=== BRIEF ===
Lines from the entries below that hold "this" form the answer; copy all of them.

Website and app data records
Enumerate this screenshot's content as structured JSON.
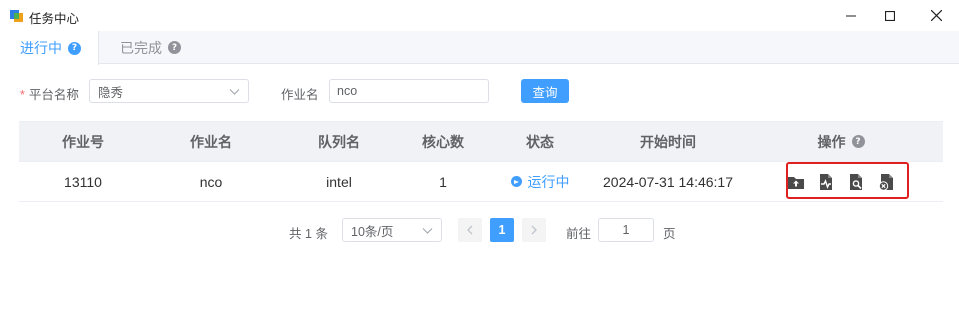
{
  "window": {
    "title": "任务中心",
    "icon": "app-icon"
  },
  "tabs": [
    {
      "label": "进行中",
      "active": true,
      "help_icon": "question-icon"
    },
    {
      "label": "已完成",
      "active": false,
      "help_icon": "question-icon"
    }
  ],
  "filters": {
    "required_mark": "*",
    "platform_label": "平台名称",
    "platform_value": "隐秀",
    "job_name_label": "作业名",
    "job_name_value": "nco",
    "query_button": "查询"
  },
  "table": {
    "columns": [
      "作业号",
      "作业名",
      "队列名",
      "核心数",
      "状态",
      "开始时间",
      "操作"
    ],
    "rows": [
      {
        "job_id": "13110",
        "job_name": "nco",
        "queue": "intel",
        "cores": "1",
        "status": "运行中",
        "start_time": "2024-07-31 14:46:17",
        "actions": [
          "folder-upload-icon",
          "file-monitor-icon",
          "file-search-icon",
          "file-cancel-icon"
        ]
      }
    ]
  },
  "pagination": {
    "total_prefix": "共",
    "total": "1",
    "total_suffix": "条",
    "page_size": "10条/页",
    "current_page": "1",
    "goto_label": "前往",
    "goto_value": "1",
    "goto_suffix": "页"
  },
  "colors": {
    "accent": "#409eff",
    "highlight_frame": "#e02020"
  }
}
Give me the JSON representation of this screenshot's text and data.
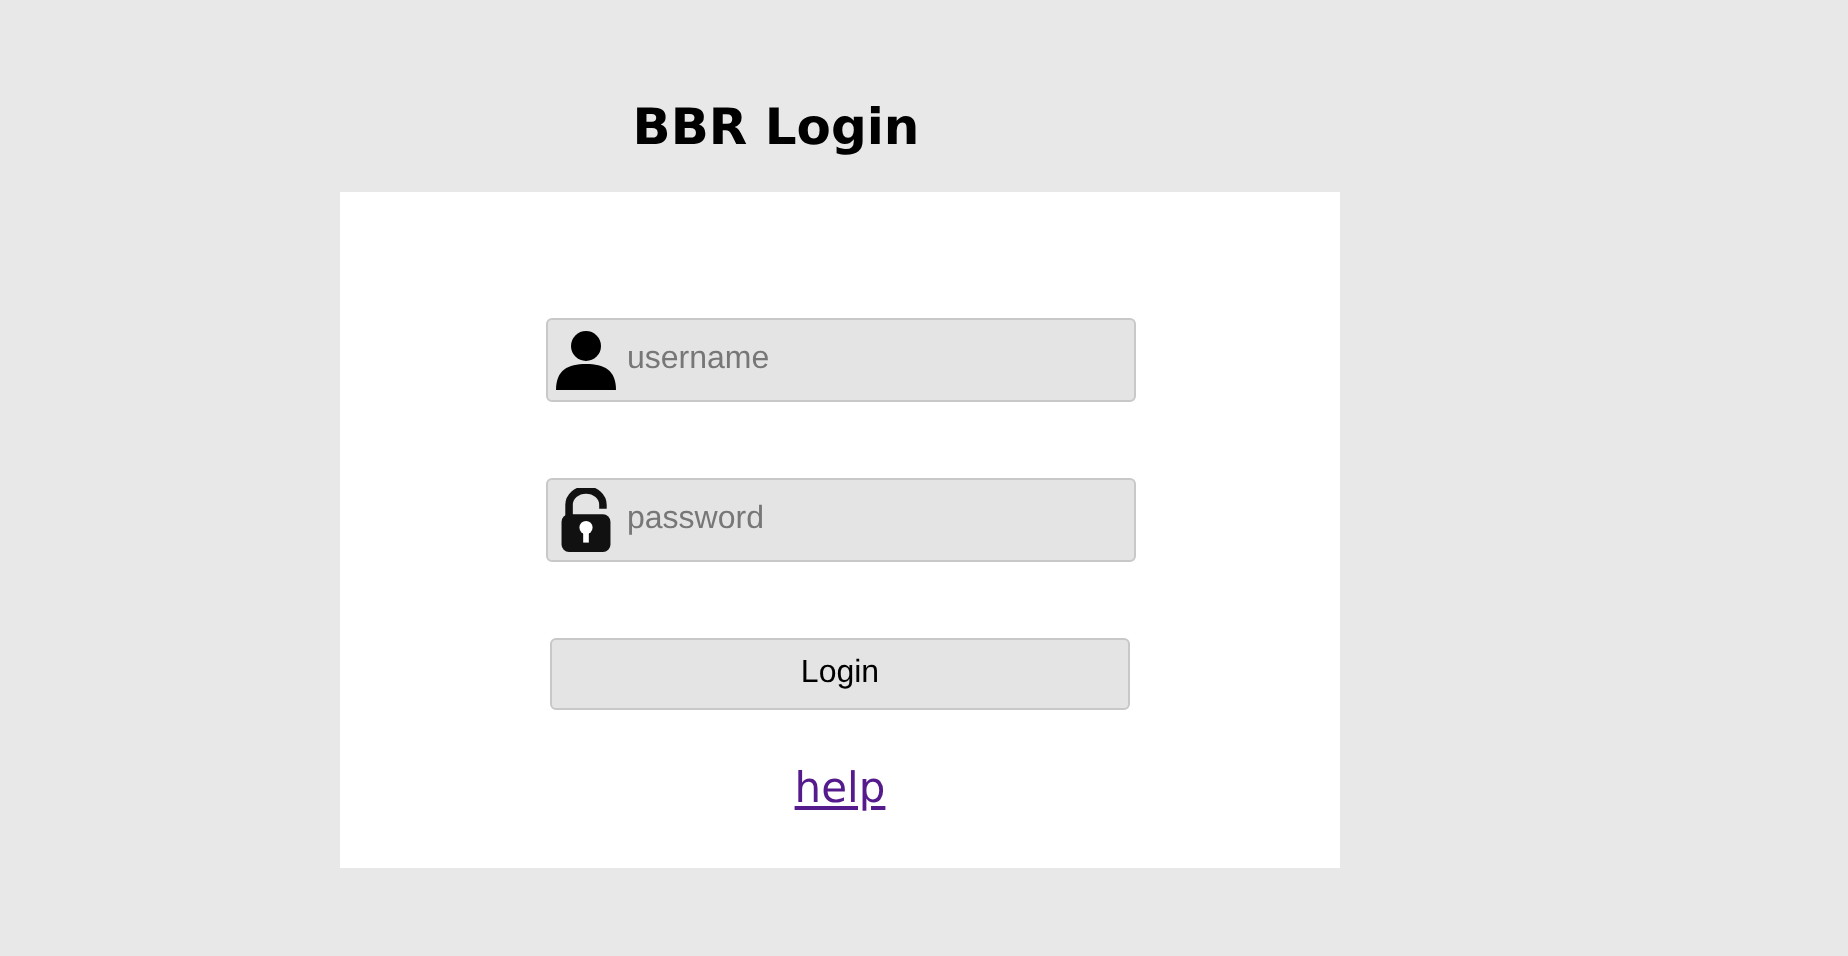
{
  "title": "BBR Login",
  "fields": [
    {
      "kind": "user",
      "placeholder": "username"
    },
    {
      "kind": "lock",
      "placeholder": "password"
    }
  ],
  "button": "Login",
  "link": "help"
}
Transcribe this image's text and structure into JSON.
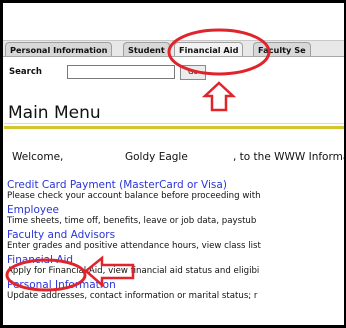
{
  "tabs": [
    {
      "label": "Personal Information"
    },
    {
      "label": "Student"
    },
    {
      "label": "Financial Aid"
    },
    {
      "label": "Faculty Se"
    }
  ],
  "search": {
    "label": "Search",
    "value": "",
    "go_label": "Go"
  },
  "page_title": "Main Menu",
  "welcome": {
    "prefix": "Welcome,",
    "name": "Goldy Eagle",
    "suffix": ", to the WWW Informat"
  },
  "menu": [
    {
      "link": "Credit Card Payment (MasterCard or Visa)",
      "desc": "Please check your account balance before proceeding with"
    },
    {
      "link": "Employee",
      "desc": "Time sheets, time off, benefits, leave or job data, paystub"
    },
    {
      "link": "Faculty and Advisors",
      "desc": "Enter grades and positive attendance hours, view class list"
    },
    {
      "link": "Financial Aid",
      "desc": "Apply for Financial Aid, view financial aid status and eligibi"
    },
    {
      "link": "Personal Information",
      "desc": "Update addresses, contact information or marital status; r"
    }
  ],
  "colors": {
    "link": "#2a35d6",
    "annotation": "#e0242c",
    "accent_rule": "#d4c52f"
  },
  "icons": {
    "tab_arrow": "up-arrow-icon",
    "link_arrow": "left-arrow-icon"
  }
}
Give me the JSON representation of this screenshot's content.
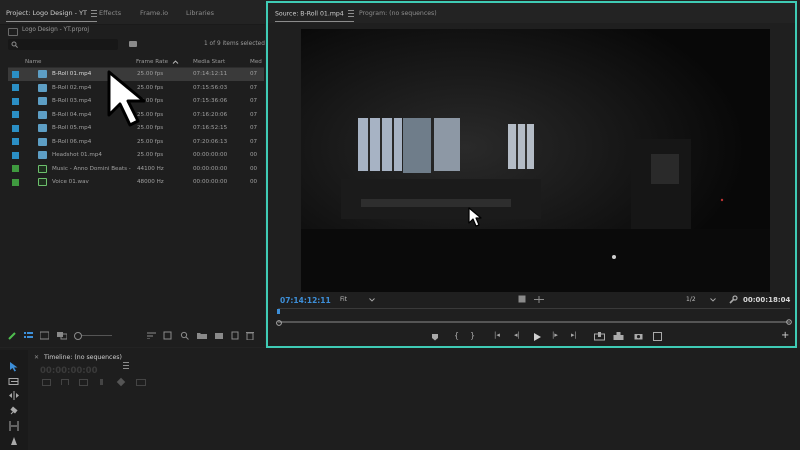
{
  "project_panel": {
    "tabs": [
      {
        "label": "Project: Logo Design - YT",
        "active": true
      },
      {
        "label": "Effects"
      },
      {
        "label": "Frame.io"
      },
      {
        "label": "Libraries"
      }
    ],
    "project_file": "Logo Design - YT.prproj",
    "item_count": "1 of 9 items selected",
    "columns": [
      "Name",
      "Frame Rate",
      "Media Start",
      "Med"
    ],
    "items": [
      {
        "name": "B-Roll 01.mp4",
        "frame_rate": "25.00 fps",
        "media_start": "07:14:12:11",
        "extra": "07",
        "color": "#2b8fc5",
        "type": "video",
        "selected": true
      },
      {
        "name": "B-Roll 02.mp4",
        "frame_rate": "25.00 fps",
        "media_start": "07:15:56:03",
        "extra": "07",
        "color": "#2b8fc5",
        "type": "video"
      },
      {
        "name": "B-Roll 03.mp4",
        "frame_rate": "25.00 fps",
        "media_start": "07:15:36:06",
        "extra": "07",
        "color": "#2b8fc5",
        "type": "video"
      },
      {
        "name": "B-Roll 04.mp4",
        "frame_rate": "25.00 fps",
        "media_start": "07:16:20:06",
        "extra": "07",
        "color": "#2b8fc5",
        "type": "video"
      },
      {
        "name": "B-Roll 05.mp4",
        "frame_rate": "25.00 fps",
        "media_start": "07:16:52:15",
        "extra": "07",
        "color": "#2b8fc5",
        "type": "video"
      },
      {
        "name": "B-Roll 06.mp4",
        "frame_rate": "25.00 fps",
        "media_start": "07:20:06:13",
        "extra": "07",
        "color": "#2b8fc5",
        "type": "video"
      },
      {
        "name": "Headshot 01.mp4",
        "frame_rate": "25.00 fps",
        "media_start": "00:00:00:00",
        "extra": "00",
        "color": "#2b8fc5",
        "type": "video"
      },
      {
        "name": "Music - Anno Domini Beats -",
        "frame_rate": "44100 Hz",
        "media_start": "00:00:00:00",
        "extra": "00",
        "color": "#3f9a3f",
        "type": "audio"
      },
      {
        "name": "Voice 01.wav",
        "frame_rate": "48000 Hz",
        "media_start": "00:00:00:00",
        "extra": "00",
        "color": "#3f9a3f",
        "type": "audio"
      }
    ]
  },
  "source_monitor": {
    "tabs": [
      {
        "label": "Source: B-Roll 01.mp4",
        "active": true
      },
      {
        "label": "Program: (no sequences)"
      }
    ],
    "timecode": "07:14:12:11",
    "fit": "Fit",
    "resolution": "1/2",
    "duration": "00:00:18:04",
    "accent_color": "#3fcbb5",
    "timecode_color": "#3d8fd9"
  },
  "timeline": {
    "title": "Timeline: (no sequences)",
    "timecode": "00:00:00:00"
  }
}
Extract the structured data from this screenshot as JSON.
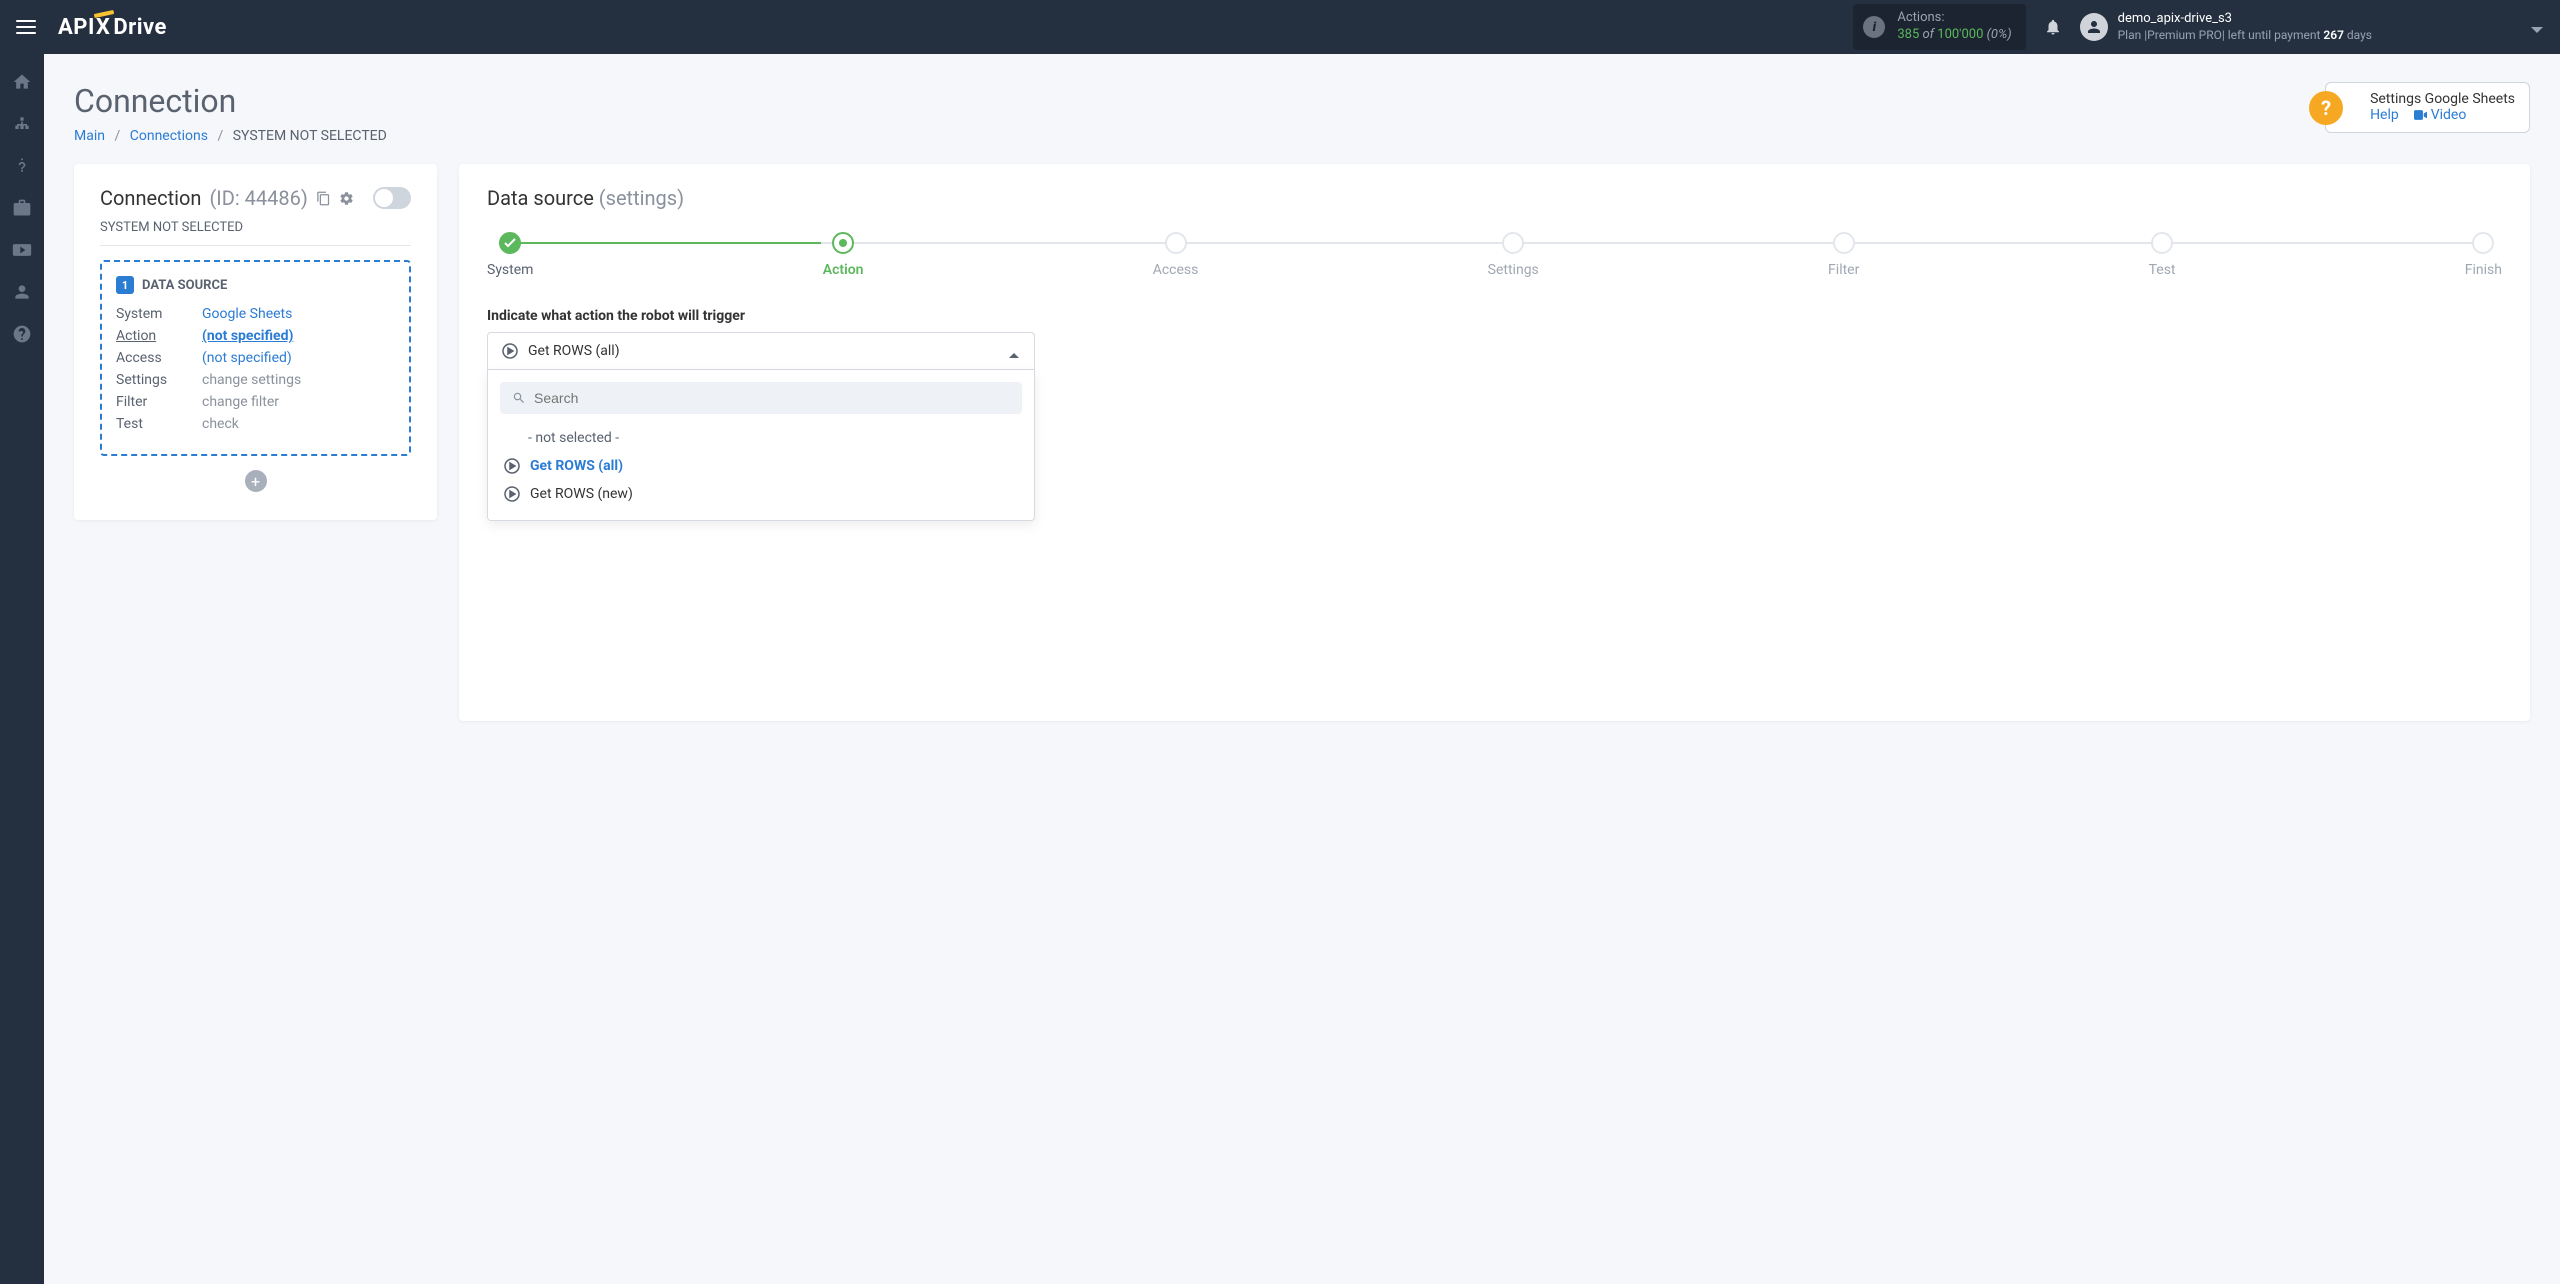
{
  "header": {
    "logo_api": "API",
    "logo_x": "X",
    "logo_drive": "Drive",
    "actions_label": "Actions:",
    "actions_val": "385",
    "actions_of": " of ",
    "actions_total": "100'000",
    "actions_pct": " (0%)",
    "user_name": "demo_apix-drive_s3",
    "plan_prefix": "Plan |",
    "plan_name": "Premium PRO",
    "plan_mid": "| left until payment ",
    "plan_days": "267",
    "plan_suffix": " days"
  },
  "page": {
    "title": "Connection",
    "breadcrumb_main": "Main",
    "breadcrumb_connections": "Connections",
    "breadcrumb_current": "SYSTEM NOT SELECTED"
  },
  "help": {
    "title": "Settings Google Sheets",
    "help_label": "Help",
    "video_label": "Video"
  },
  "left": {
    "conn_label": "Connection ",
    "conn_id": "(ID: 44486)",
    "sys_not_selected": "SYSTEM NOT SELECTED",
    "ds_badge": "1",
    "ds_title": "DATA SOURCE",
    "rows": {
      "system_k": "System",
      "system_v": "Google Sheets",
      "action_k": "Action",
      "action_v": "(not specified)",
      "access_k": "Access",
      "access_v": "(not specified)",
      "settings_k": "Settings",
      "settings_v": "change settings",
      "filter_k": "Filter",
      "filter_v": "change filter",
      "test_k": "Test",
      "test_v": "check"
    }
  },
  "right": {
    "title_main": "Data source ",
    "title_sub": "(settings)",
    "steps": [
      "System",
      "Action",
      "Access",
      "Settings",
      "Filter",
      "Test",
      "Finish"
    ],
    "prompt": "Indicate what action the robot will trigger",
    "selected": "Get ROWS (all)",
    "search_placeholder": "Search",
    "opt_none": "- not selected -",
    "opt1": "Get ROWS (all)",
    "opt2": "Get ROWS (new)"
  }
}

=== ANSWER ===
Enumerate this screenshot's content as structured JSON.
Give me the JSON representation of this screenshot's text and data.
Transcribe this image's text and structure into JSON.
Give me the JSON representation of this screenshot's content.
Extract the structured data from this screenshot as JSON.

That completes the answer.